**Extracted material**
BEGIN

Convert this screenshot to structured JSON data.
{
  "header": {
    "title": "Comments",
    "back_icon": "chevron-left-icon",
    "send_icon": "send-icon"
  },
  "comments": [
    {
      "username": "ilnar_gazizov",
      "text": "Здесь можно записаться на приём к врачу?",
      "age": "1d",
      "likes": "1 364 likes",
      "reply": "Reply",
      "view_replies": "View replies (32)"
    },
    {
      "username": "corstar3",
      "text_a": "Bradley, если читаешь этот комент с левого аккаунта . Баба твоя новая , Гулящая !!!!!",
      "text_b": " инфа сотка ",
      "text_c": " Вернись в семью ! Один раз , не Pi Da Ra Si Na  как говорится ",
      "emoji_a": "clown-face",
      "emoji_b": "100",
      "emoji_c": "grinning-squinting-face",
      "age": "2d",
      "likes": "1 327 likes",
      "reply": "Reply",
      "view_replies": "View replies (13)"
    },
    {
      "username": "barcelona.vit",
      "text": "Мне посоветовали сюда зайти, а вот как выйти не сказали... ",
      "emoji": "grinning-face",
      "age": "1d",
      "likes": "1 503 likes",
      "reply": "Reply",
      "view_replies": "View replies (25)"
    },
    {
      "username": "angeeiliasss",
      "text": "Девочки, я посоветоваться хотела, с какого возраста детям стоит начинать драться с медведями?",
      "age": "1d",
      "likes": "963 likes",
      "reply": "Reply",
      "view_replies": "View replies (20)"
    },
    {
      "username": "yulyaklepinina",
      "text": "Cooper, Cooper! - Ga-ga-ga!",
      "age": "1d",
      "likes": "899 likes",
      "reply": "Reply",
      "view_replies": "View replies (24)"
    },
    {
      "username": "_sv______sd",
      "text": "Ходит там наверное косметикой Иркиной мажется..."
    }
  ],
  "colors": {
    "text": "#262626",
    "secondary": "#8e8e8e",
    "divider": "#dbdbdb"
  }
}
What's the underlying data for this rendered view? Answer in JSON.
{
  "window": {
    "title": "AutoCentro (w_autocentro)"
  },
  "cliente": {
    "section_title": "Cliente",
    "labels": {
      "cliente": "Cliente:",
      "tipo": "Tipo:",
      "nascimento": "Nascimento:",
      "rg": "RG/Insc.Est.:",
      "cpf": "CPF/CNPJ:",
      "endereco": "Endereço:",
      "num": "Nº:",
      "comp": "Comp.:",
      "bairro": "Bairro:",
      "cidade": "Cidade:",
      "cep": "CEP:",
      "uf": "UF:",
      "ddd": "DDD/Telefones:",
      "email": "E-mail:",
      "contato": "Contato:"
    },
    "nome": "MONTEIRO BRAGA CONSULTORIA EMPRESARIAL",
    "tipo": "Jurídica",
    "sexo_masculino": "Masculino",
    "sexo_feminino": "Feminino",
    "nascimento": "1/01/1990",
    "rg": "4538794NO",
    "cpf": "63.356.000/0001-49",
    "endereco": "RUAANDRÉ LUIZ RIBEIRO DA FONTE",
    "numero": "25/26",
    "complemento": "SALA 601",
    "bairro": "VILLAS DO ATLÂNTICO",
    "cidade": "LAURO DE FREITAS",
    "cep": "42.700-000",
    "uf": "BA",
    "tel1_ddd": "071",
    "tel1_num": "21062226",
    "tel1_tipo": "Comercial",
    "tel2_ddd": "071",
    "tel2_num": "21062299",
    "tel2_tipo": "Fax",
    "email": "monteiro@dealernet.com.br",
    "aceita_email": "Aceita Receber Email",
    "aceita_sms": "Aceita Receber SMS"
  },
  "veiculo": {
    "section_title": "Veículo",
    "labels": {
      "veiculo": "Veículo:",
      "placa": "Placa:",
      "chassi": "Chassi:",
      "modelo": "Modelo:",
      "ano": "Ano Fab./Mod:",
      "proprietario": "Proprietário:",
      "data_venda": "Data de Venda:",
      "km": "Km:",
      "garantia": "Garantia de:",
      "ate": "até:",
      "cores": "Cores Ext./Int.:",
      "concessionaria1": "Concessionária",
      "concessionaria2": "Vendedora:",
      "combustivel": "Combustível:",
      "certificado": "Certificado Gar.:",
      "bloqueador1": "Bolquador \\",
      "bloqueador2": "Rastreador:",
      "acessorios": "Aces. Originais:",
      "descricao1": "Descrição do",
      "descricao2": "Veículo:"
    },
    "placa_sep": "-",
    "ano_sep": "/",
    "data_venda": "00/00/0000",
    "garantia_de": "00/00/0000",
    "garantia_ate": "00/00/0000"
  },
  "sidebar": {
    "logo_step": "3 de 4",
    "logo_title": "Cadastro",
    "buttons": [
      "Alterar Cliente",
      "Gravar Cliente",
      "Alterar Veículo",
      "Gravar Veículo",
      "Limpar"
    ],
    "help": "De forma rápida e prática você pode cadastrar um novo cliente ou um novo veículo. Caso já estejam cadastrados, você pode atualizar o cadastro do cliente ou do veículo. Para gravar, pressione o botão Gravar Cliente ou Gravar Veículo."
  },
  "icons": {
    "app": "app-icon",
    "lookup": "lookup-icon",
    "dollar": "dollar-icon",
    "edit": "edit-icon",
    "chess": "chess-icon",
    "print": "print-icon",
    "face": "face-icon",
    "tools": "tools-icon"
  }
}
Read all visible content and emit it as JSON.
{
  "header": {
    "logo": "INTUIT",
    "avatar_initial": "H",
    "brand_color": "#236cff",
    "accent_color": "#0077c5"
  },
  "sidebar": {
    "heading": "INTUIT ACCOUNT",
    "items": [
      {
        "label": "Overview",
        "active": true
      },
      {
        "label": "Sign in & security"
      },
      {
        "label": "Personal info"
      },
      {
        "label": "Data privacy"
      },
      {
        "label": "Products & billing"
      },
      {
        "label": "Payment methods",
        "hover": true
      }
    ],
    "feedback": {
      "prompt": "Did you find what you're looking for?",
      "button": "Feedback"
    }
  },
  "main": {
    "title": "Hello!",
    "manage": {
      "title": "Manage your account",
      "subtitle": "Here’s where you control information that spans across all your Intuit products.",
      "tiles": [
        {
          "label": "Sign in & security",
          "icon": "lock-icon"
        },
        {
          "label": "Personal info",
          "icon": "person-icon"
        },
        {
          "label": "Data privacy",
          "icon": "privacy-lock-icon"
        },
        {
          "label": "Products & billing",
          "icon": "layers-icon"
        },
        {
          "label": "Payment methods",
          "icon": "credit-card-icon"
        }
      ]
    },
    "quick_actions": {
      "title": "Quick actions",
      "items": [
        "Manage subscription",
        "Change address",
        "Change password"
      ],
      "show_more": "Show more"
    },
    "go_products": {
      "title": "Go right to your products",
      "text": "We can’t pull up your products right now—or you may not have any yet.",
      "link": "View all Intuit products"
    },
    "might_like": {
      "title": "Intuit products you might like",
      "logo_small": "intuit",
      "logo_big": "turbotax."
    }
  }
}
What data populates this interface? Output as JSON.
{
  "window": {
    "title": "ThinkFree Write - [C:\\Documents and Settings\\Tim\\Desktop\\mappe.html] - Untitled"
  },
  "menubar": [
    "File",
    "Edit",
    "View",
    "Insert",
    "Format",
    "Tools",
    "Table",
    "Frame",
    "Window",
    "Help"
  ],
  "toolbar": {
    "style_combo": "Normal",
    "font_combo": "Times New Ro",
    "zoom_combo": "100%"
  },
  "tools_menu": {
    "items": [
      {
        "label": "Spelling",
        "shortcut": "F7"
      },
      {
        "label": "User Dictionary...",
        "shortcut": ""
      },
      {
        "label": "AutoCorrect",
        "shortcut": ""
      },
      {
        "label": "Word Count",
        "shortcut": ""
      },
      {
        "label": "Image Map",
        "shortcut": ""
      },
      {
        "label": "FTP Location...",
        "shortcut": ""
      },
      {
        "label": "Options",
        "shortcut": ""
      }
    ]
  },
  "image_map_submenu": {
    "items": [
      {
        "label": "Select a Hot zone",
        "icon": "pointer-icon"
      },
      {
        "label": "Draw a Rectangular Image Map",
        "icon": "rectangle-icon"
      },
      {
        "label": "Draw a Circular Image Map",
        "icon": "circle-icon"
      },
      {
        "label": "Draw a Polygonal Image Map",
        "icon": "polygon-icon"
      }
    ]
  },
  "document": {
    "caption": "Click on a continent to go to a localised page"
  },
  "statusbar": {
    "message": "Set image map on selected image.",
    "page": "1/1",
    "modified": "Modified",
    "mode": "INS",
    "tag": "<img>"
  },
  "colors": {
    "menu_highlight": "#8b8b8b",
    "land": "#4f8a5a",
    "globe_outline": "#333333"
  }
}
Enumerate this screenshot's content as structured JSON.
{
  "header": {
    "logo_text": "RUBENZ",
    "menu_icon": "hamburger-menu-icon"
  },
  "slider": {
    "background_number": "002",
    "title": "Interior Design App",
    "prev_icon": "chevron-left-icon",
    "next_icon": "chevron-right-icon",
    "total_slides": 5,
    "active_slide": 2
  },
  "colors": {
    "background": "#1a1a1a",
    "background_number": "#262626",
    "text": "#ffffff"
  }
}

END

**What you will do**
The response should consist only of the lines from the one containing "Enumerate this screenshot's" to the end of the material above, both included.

**Output**
Enumerate this screenshot's content as structured JSON.
{
  "header": {
    "logo_text": "RUBENZ",
    "menu_icon": "hamburger-menu-icon"
  },
  "slider": {
    "background_number": "002",
    "title": "Interior Design App",
    "prev_icon": "chevron-left-icon",
    "next_icon": "chevron-right-icon",
    "total_slides": 5,
    "active_slide": 2
  },
  "colors": {
    "background": "#1a1a1a",
    "background_number": "#262626",
    "text": "#ffffff"
  }
}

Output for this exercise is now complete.